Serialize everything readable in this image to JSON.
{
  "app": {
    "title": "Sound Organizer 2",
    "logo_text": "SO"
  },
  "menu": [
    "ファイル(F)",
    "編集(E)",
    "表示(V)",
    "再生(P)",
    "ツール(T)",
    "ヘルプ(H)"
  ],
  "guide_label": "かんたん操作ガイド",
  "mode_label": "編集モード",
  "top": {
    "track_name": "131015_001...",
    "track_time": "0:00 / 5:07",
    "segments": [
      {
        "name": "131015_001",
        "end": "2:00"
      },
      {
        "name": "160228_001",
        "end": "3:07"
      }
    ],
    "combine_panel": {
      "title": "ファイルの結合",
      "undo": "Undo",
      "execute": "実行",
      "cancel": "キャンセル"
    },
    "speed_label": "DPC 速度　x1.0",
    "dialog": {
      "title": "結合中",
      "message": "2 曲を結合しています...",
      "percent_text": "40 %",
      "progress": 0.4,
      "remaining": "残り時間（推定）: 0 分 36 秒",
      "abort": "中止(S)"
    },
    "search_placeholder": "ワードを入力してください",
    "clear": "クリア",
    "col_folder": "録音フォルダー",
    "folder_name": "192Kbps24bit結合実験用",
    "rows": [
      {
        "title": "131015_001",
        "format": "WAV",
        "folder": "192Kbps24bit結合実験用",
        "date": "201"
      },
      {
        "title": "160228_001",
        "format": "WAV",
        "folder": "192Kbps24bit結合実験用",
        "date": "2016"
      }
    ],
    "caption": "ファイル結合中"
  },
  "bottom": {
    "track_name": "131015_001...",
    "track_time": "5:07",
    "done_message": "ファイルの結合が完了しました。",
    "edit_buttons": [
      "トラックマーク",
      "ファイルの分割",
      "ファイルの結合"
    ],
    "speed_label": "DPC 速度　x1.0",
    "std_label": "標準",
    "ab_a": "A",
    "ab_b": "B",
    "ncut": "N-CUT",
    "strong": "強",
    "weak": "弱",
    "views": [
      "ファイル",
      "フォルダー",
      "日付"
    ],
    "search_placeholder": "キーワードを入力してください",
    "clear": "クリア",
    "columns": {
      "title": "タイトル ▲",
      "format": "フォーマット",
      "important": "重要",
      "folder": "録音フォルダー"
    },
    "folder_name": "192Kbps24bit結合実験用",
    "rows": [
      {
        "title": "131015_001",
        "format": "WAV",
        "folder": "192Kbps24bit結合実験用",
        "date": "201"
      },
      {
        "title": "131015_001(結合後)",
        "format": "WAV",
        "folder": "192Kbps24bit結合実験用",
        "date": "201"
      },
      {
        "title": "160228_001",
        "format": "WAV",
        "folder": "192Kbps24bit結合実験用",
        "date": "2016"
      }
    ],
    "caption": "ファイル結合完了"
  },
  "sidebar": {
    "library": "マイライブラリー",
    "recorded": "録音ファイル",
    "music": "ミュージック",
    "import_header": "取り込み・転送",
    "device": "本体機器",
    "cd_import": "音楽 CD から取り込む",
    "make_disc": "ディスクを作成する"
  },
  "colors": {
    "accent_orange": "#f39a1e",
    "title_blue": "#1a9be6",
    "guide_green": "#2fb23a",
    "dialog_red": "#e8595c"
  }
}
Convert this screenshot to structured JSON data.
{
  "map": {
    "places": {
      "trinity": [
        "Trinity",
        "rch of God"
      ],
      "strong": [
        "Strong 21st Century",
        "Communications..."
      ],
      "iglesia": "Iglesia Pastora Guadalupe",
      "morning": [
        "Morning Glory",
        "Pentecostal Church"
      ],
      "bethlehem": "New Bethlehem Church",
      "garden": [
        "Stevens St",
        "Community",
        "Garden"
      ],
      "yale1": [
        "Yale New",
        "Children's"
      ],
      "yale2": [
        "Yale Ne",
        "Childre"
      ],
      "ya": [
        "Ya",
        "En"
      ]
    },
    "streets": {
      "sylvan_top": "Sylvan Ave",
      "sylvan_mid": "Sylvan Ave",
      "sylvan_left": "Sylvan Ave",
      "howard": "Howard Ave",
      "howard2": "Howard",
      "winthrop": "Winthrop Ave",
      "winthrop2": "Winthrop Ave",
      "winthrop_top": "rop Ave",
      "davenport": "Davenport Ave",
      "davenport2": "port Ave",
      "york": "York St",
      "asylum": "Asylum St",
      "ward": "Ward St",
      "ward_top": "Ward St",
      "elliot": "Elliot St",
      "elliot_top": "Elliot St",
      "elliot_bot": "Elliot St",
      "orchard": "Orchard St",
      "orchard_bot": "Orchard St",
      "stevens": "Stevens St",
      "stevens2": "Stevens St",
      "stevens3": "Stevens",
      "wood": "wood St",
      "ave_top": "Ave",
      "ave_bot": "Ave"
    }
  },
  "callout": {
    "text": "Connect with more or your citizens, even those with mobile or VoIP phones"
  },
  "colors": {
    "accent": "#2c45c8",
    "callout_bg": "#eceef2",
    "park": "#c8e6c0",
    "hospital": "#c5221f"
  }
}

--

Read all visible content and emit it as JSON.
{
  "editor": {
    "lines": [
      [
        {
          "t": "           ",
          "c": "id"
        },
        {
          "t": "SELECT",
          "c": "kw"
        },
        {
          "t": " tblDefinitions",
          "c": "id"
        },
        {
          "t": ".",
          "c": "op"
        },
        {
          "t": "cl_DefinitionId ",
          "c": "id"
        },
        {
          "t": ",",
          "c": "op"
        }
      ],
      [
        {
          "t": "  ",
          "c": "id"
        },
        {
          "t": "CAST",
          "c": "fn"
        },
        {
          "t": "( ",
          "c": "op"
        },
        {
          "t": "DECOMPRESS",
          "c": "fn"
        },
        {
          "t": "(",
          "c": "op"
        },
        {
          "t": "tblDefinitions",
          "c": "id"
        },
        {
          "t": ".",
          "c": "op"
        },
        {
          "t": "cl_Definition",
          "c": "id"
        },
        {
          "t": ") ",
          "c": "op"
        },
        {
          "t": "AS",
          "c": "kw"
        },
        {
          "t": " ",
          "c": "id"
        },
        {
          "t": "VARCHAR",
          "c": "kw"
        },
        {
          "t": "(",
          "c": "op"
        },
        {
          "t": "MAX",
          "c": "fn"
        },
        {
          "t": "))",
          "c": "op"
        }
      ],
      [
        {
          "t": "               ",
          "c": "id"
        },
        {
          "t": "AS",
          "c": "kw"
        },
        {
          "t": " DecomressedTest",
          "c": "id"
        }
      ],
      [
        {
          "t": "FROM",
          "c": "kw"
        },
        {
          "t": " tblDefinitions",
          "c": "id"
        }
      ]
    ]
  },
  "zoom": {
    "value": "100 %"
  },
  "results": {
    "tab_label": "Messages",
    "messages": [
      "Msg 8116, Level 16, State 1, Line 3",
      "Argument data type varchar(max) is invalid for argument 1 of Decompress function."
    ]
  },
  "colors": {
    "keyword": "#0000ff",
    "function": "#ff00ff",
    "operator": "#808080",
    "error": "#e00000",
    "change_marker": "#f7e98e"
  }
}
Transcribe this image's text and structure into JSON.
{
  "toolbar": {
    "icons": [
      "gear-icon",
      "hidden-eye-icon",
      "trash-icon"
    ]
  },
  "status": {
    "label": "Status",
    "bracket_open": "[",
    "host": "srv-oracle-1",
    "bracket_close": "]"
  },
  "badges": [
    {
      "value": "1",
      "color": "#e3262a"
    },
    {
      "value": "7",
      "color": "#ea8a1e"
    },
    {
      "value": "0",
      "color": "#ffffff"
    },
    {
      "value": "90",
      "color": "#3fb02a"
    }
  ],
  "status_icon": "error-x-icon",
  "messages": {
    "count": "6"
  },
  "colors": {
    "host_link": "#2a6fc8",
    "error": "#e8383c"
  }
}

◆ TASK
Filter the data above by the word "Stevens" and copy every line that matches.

◆ ANSWER TO THIS EXERCISE
        "Stevens St",
      "stevens": "Stevens St",
      "stevens2": "Stevens St",
      "stevens3": "Stevens",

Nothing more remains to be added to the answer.